[Stored entries]
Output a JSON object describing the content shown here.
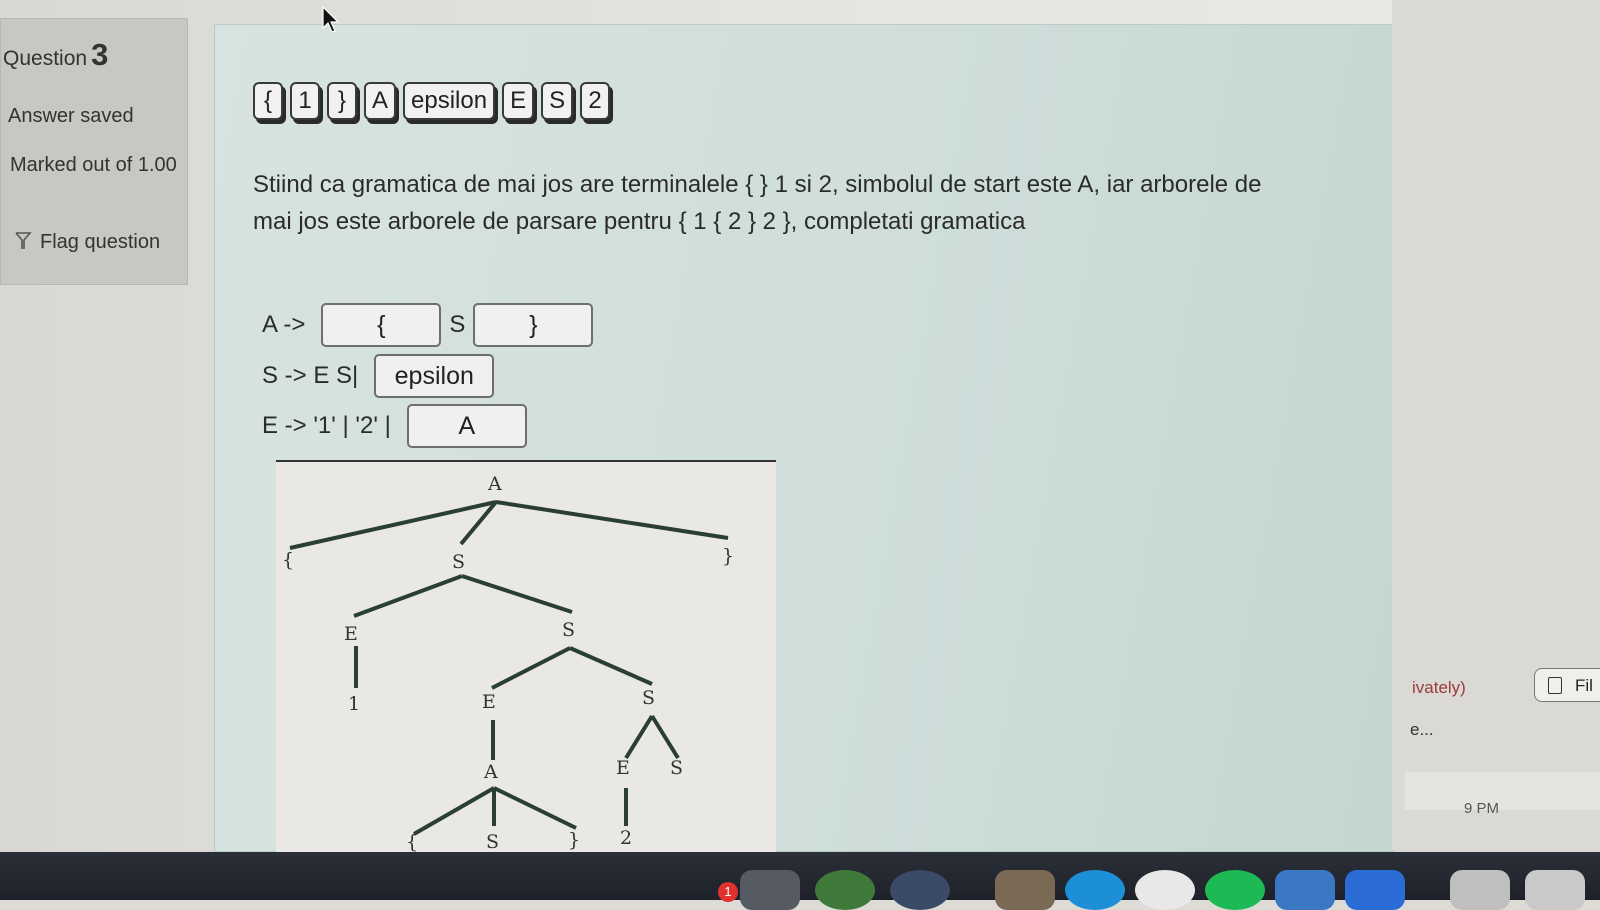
{
  "sidebar": {
    "question_label": "Question",
    "question_number": "3",
    "status": "Answer saved",
    "marked_out_of": "Marked out of 1.00",
    "flag_label": "Flag question"
  },
  "tokens": [
    "{",
    "1",
    "}",
    "A",
    "epsilon",
    "E",
    "S",
    "2"
  ],
  "question": {
    "text": "Stiind ca gramatica de mai jos are terminalele { }  1 si 2, simbolul de start este A, iar arborele de mai jos este arborele de parsare pentru { 1 { 2 } 2 }, completati gramatica"
  },
  "grammar": {
    "rule_a_prefix": "A ->",
    "rule_a_blank1": "{",
    "rule_a_middle": "S",
    "rule_a_blank2": "}",
    "rule_s_prefix": "S -> E S|",
    "rule_s_blank": "epsilon",
    "rule_e_prefix": "E -> '1' | '2' |",
    "rule_e_blank": "A"
  },
  "tree": {
    "labels": [
      "A",
      "{",
      "S",
      "}",
      "E",
      "S",
      "1",
      "E",
      "S",
      "A",
      "E",
      "S",
      "{",
      "S",
      "}",
      "2"
    ]
  },
  "right_panel": {
    "privately_text": "ivately)",
    "file_label": "Fil",
    "ellipsis_text": "e...",
    "time": "9 PM"
  },
  "dock": {
    "badge_count": "1"
  }
}
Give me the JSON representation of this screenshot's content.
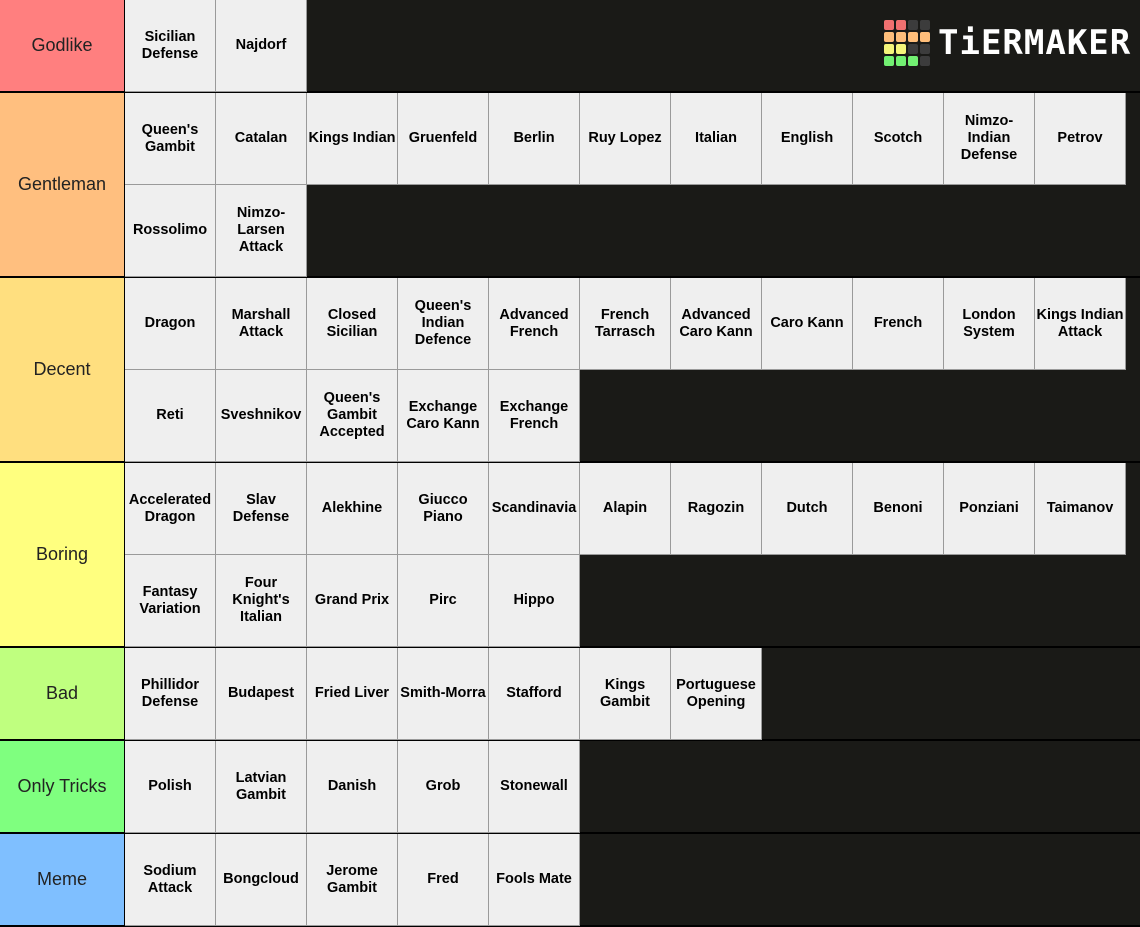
{
  "logo": {
    "text": "TiERMAKER",
    "grid_colors": [
      "#f07070",
      "#f07070",
      "#3c3c3c",
      "#3c3c3c",
      "#ffbe7a",
      "#ffbe7a",
      "#ffbe7a",
      "#ffbe7a",
      "#f5f57a",
      "#f5f57a",
      "#3c3c3c",
      "#3c3c3c",
      "#72f072",
      "#72f072",
      "#72f072",
      "#3c3c3c"
    ]
  },
  "tiers": [
    {
      "label": "Godlike",
      "color": "#ff7f7f",
      "items": [
        "Sicilian Defense",
        "Najdorf"
      ]
    },
    {
      "label": "Gentleman",
      "color": "#ffbf7f",
      "items": [
        "Queen's Gambit",
        "Catalan",
        "Kings Indian",
        "Gruenfeld",
        "Berlin",
        "Ruy Lopez",
        "Italian",
        "English",
        "Scotch",
        "Nimzo-Indian Defense",
        "Petrov",
        "Rossolimo",
        "Nimzo-Larsen Attack"
      ]
    },
    {
      "label": "Decent",
      "color": "#ffdf7f",
      "items": [
        "Dragon",
        "Marshall Attack",
        "Closed Sicilian",
        "Queen's Indian Defence",
        "Advanced French",
        "French Tarrasch",
        "Advanced Caro Kann",
        "Caro Kann",
        "French",
        "London System",
        "Kings Indian Attack",
        "Reti",
        "Sveshnikov",
        "Queen's Gambit Accepted",
        "Exchange Caro Kann",
        "Exchange French"
      ]
    },
    {
      "label": "Boring",
      "color": "#ffff7f",
      "items": [
        "Accelerated Dragon",
        "Slav Defense",
        "Alekhine",
        "Giucco Piano",
        "Scandinavia",
        "Alapin",
        "Ragozin",
        "Dutch",
        "Benoni",
        "Ponziani",
        "Taimanov",
        "Fantasy Variation",
        "Four Knight's Italian",
        "Grand Prix",
        "Pirc",
        "Hippo"
      ]
    },
    {
      "label": "Bad",
      "color": "#bfff7f",
      "items": [
        "Phillidor Defense",
        "Budapest",
        "Fried Liver",
        "Smith-Morra",
        "Stafford",
        "Kings Gambit",
        "Portuguese Opening"
      ]
    },
    {
      "label": "Only Tricks",
      "color": "#7fff7f",
      "items": [
        "Polish",
        "Latvian Gambit",
        "Danish",
        "Grob",
        "Stonewall"
      ]
    },
    {
      "label": "Meme",
      "color": "#7fbfff",
      "items": [
        "Sodium Attack",
        "Bongcloud",
        "Jerome Gambit",
        "Fred",
        "Fools Mate"
      ]
    }
  ]
}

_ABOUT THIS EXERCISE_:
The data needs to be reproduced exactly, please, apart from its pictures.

_RESPONSE_:
Output a JSON object describing the content shown here.
{
  "sidebar": {
    "question_label": "Question",
    "question_number": "3",
    "status": "Answer saved",
    "marked_out_of": "Marked out of 1.00",
    "flag_label": "Flag question"
  },
  "tokens": [
    "{",
    "1",
    "}",
    "A",
    "epsilon",
    "E",
    "S",
    "2"
  ],
  "question": {
    "text": "Stiind ca gramatica de mai jos are terminalele { }  1 si 2, simbolul de start este A, iar arborele de mai jos este arborele de parsare pentru { 1 { 2 } 2 }, completati gramatica"
  },
  "grammar": {
    "rule_a_prefix": "A ->",
    "rule_a_blank1": "{",
    "rule_a_middle": "S",
    "rule_a_blank2": "}",
    "rule_s_prefix": "S -> E S|",
    "rule_s_blank": "epsilon",
    "rule_e_prefix": "E -> '1' | '2' |",
    "rule_e_blank": "A"
  },
  "tree": {
    "labels": [
      "A",
      "{",
      "S",
      "}",
      "E",
      "S",
      "1",
      "E",
      "S",
      "A",
      "E",
      "S",
      "{",
      "S",
      "}",
      "2"
    ]
  },
  "right_panel": {
    "privately_text": "ivately)",
    "file_label": "Fil",
    "ellipsis_text": "e...",
    "time": "9 PM"
  },
  "dock": {
    "badge_count": "1"
  }
}
Give me the JSON representation of this screenshot's content.
{
  "logo": {
    "text": "TiERMAKER",
    "grid_colors": [
      "#f07070",
      "#f07070",
      "#3c3c3c",
      "#3c3c3c",
      "#ffbe7a",
      "#ffbe7a",
      "#ffbe7a",
      "#ffbe7a",
      "#f5f57a",
      "#f5f57a",
      "#3c3c3c",
      "#3c3c3c",
      "#72f072",
      "#72f072",
      "#72f072",
      "#3c3c3c"
    ]
  },
  "tiers": [
    {
      "label": "Godlike",
      "color": "#ff7f7f",
      "items": [
        "Sicilian Defense",
        "Najdorf"
      ]
    },
    {
      "label": "Gentleman",
      "color": "#ffbf7f",
      "items": [
        "Queen's Gambit",
        "Catalan",
        "Kings Indian",
        "Gruenfeld",
        "Berlin",
        "Ruy Lopez",
        "Italian",
        "English",
        "Scotch",
        "Nimzo-Indian Defense",
        "Petrov",
        "Rossolimo",
        "Nimzo-Larsen Attack"
      ]
    },
    {
      "label": "Decent",
      "color": "#ffdf7f",
      "items": [
        "Dragon",
        "Marshall Attack",
        "Closed Sicilian",
        "Queen's Indian Defence",
        "Advanced French",
        "French Tarrasch",
        "Advanced Caro Kann",
        "Caro Kann",
        "French",
        "London System",
        "Kings Indian Attack",
        "Reti",
        "Sveshnikov",
        "Queen's Gambit Accepted",
        "Exchange Caro Kann",
        "Exchange French"
      ]
    },
    {
      "label": "Boring",
      "color": "#ffff7f",
      "items": [
        "Accelerated Dragon",
        "Slav Defense",
        "Alekhine",
        "Giucco Piano",
        "Scandinavia",
        "Alapin",
        "Ragozin",
        "Dutch",
        "Benoni",
        "Ponziani",
        "Taimanov",
        "Fantasy Variation",
        "Four Knight's Italian",
        "Grand Prix",
        "Pirc",
        "Hippo"
      ]
    },
    {
      "label": "Bad",
      "color": "#bfff7f",
      "items": [
        "Phillidor Defense",
        "Budapest",
        "Fried Liver",
        "Smith-Morra",
        "Stafford",
        "Kings Gambit",
        "Portuguese Opening"
      ]
    },
    {
      "label": "Only Tricks",
      "color": "#7fff7f",
      "items": [
        "Polish",
        "Latvian Gambit",
        "Danish",
        "Grob",
        "Stonewall"
      ]
    },
    {
      "label": "Meme",
      "color": "#7fbfff",
      "items": [
        "Sodium Attack",
        "Bongcloud",
        "Jerome Gambit",
        "Fred",
        "Fools Mate"
      ]
    }
  ]
}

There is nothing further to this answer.